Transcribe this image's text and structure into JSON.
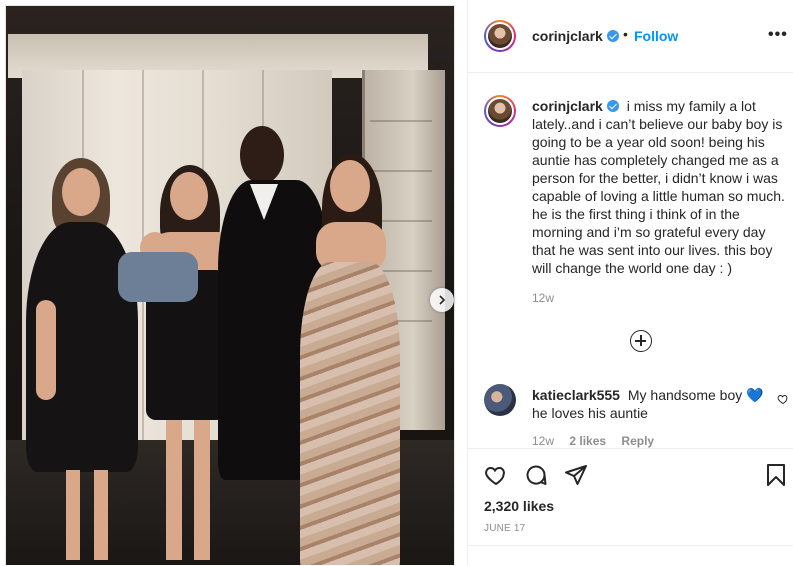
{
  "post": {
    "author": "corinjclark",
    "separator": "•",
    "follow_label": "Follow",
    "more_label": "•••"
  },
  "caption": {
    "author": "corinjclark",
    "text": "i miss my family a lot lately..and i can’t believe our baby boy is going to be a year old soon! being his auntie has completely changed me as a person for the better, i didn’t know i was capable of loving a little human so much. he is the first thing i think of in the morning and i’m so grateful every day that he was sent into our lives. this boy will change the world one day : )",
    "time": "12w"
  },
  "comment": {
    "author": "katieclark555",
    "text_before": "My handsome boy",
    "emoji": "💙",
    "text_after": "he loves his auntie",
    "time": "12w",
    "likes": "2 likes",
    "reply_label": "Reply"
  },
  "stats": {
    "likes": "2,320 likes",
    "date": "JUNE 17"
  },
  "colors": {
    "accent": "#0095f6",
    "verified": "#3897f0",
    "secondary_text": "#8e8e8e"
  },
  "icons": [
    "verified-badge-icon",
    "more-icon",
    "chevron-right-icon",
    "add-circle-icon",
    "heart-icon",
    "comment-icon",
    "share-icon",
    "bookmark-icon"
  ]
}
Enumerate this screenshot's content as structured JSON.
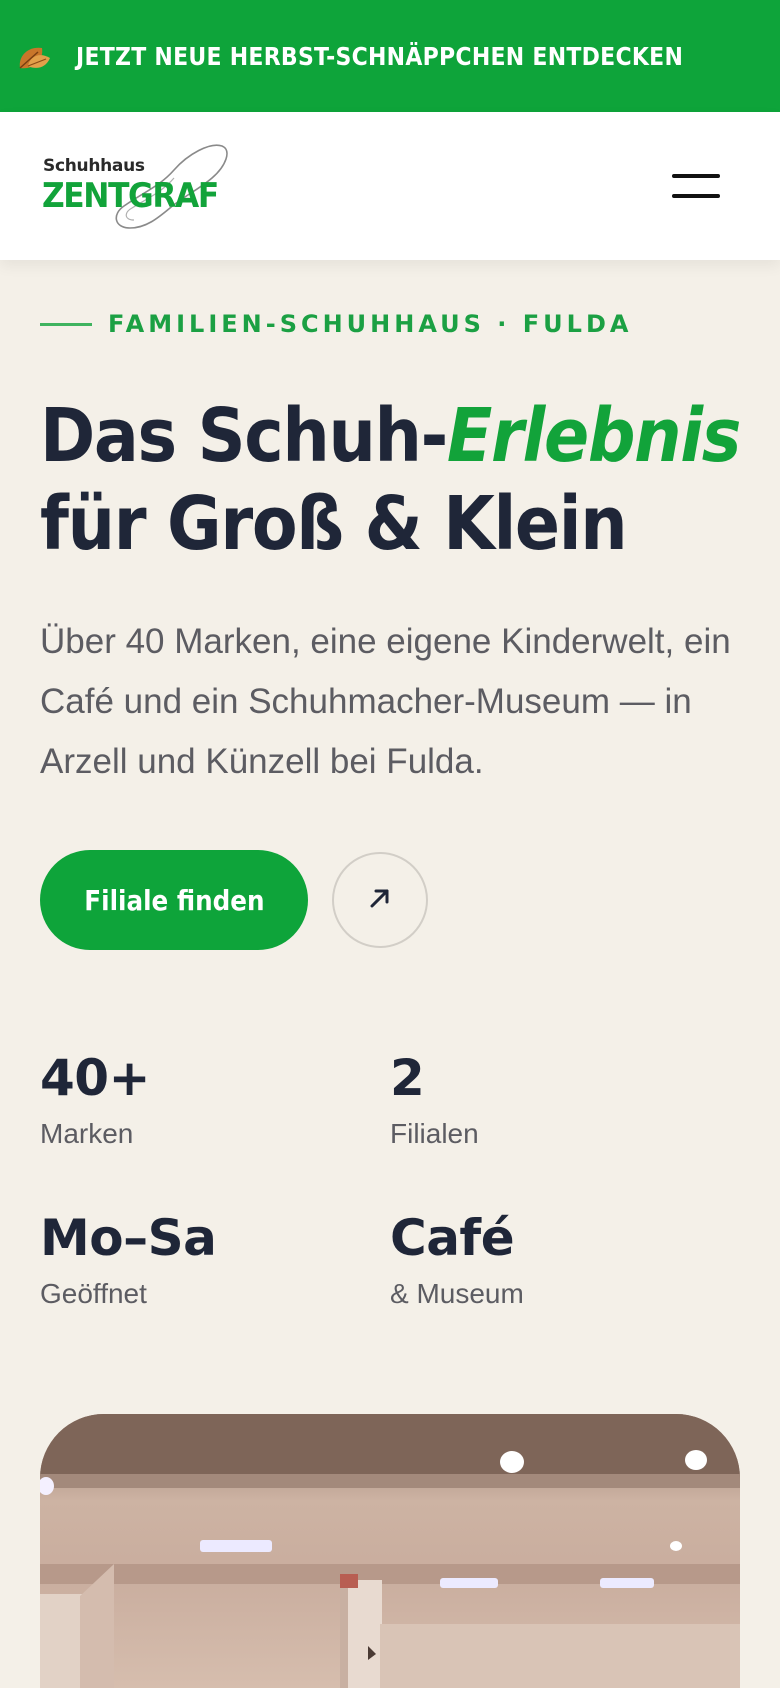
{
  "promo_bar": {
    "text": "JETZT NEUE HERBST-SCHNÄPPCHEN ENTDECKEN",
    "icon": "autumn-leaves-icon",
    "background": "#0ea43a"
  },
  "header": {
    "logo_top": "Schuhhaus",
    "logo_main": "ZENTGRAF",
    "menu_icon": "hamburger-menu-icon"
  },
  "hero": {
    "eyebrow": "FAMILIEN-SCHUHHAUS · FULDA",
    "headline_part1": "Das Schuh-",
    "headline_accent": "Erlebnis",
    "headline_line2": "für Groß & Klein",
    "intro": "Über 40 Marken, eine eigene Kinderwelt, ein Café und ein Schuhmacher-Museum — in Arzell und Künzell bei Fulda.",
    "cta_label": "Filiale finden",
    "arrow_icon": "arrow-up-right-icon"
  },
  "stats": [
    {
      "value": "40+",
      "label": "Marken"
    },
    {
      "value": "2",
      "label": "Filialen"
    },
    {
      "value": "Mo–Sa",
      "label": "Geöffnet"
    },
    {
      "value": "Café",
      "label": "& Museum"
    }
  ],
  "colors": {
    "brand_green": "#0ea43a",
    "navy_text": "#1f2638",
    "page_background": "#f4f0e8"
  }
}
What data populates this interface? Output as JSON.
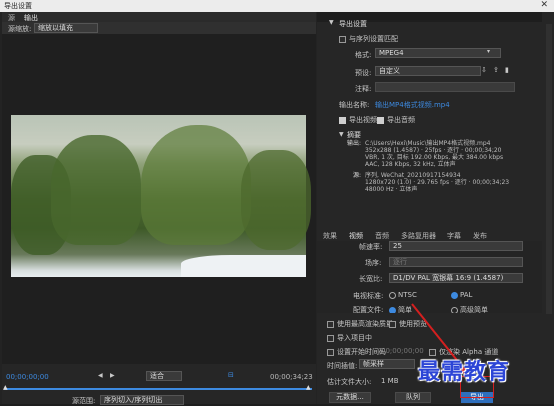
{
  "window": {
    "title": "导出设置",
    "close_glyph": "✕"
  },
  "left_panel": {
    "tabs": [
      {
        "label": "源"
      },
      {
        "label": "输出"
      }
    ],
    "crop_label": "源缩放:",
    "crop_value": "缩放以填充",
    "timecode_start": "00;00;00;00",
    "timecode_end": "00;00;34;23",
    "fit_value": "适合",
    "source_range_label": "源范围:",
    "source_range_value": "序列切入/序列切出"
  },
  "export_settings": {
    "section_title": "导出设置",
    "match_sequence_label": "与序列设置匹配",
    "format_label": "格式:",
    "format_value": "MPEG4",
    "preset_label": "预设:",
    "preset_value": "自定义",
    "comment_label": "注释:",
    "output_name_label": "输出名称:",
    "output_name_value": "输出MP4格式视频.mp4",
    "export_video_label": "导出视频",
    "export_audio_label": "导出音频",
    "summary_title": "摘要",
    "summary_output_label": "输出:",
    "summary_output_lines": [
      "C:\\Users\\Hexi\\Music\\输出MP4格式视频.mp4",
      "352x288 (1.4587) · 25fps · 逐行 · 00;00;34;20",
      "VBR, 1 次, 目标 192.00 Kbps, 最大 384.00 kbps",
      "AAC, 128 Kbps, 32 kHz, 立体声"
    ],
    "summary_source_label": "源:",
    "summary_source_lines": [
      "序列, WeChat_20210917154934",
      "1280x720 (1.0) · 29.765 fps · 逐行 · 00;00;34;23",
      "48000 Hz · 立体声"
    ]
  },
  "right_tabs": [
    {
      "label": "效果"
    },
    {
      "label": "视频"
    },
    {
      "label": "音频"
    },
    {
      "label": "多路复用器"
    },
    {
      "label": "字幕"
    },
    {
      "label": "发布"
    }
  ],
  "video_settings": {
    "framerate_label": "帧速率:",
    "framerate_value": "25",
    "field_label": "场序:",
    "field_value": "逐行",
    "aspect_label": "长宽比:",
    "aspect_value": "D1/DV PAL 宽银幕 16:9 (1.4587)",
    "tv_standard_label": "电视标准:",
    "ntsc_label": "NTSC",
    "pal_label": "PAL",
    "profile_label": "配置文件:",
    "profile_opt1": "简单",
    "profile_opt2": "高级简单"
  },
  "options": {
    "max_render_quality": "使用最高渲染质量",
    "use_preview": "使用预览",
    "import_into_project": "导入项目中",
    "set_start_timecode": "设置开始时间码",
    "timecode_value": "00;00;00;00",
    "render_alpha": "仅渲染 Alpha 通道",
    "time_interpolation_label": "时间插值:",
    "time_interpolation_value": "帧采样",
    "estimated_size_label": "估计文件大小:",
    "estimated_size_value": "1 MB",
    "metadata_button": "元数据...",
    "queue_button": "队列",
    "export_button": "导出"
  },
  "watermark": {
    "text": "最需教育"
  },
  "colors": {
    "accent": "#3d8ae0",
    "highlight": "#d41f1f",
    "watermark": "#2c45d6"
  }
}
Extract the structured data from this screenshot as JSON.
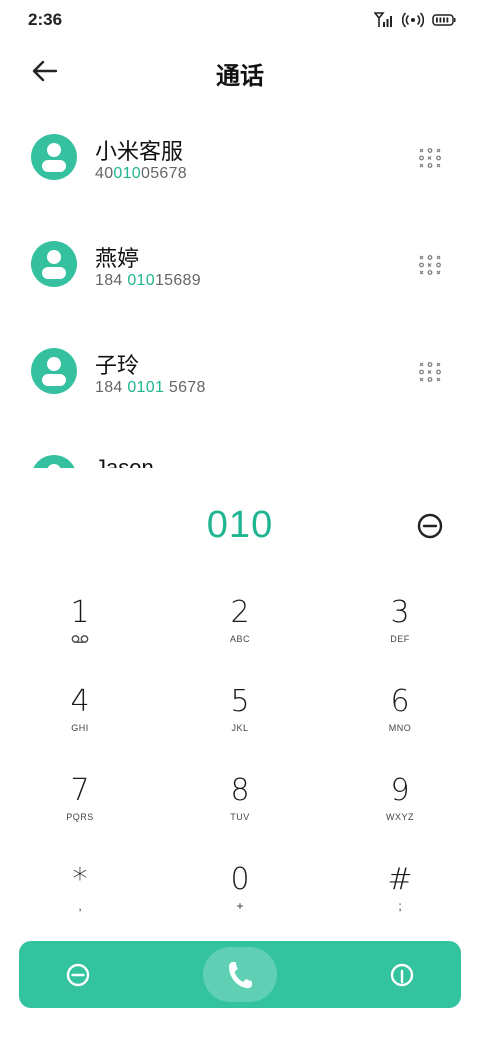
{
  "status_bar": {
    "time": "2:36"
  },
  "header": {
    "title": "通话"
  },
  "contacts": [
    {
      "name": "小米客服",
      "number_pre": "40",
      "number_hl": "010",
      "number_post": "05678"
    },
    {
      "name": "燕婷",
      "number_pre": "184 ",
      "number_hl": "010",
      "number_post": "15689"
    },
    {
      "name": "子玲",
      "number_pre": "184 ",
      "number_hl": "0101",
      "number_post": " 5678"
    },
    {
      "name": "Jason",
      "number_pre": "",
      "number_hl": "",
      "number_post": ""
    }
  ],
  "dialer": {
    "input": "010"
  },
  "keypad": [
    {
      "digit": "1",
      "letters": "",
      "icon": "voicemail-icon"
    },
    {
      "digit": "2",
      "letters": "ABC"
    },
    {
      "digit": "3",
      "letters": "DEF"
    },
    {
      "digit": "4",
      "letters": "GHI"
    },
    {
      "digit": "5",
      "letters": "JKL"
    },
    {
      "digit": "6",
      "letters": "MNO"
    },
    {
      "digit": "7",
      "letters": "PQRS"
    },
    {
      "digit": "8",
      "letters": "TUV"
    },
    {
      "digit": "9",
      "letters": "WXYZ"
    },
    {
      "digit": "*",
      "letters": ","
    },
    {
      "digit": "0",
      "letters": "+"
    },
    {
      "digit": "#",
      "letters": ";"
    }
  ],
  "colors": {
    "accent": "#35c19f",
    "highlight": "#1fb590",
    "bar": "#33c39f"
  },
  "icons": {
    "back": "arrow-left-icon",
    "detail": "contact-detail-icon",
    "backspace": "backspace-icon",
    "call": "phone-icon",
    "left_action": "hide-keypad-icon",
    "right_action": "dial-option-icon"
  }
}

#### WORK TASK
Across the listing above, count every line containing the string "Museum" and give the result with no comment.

#### RESPONSE AREA
2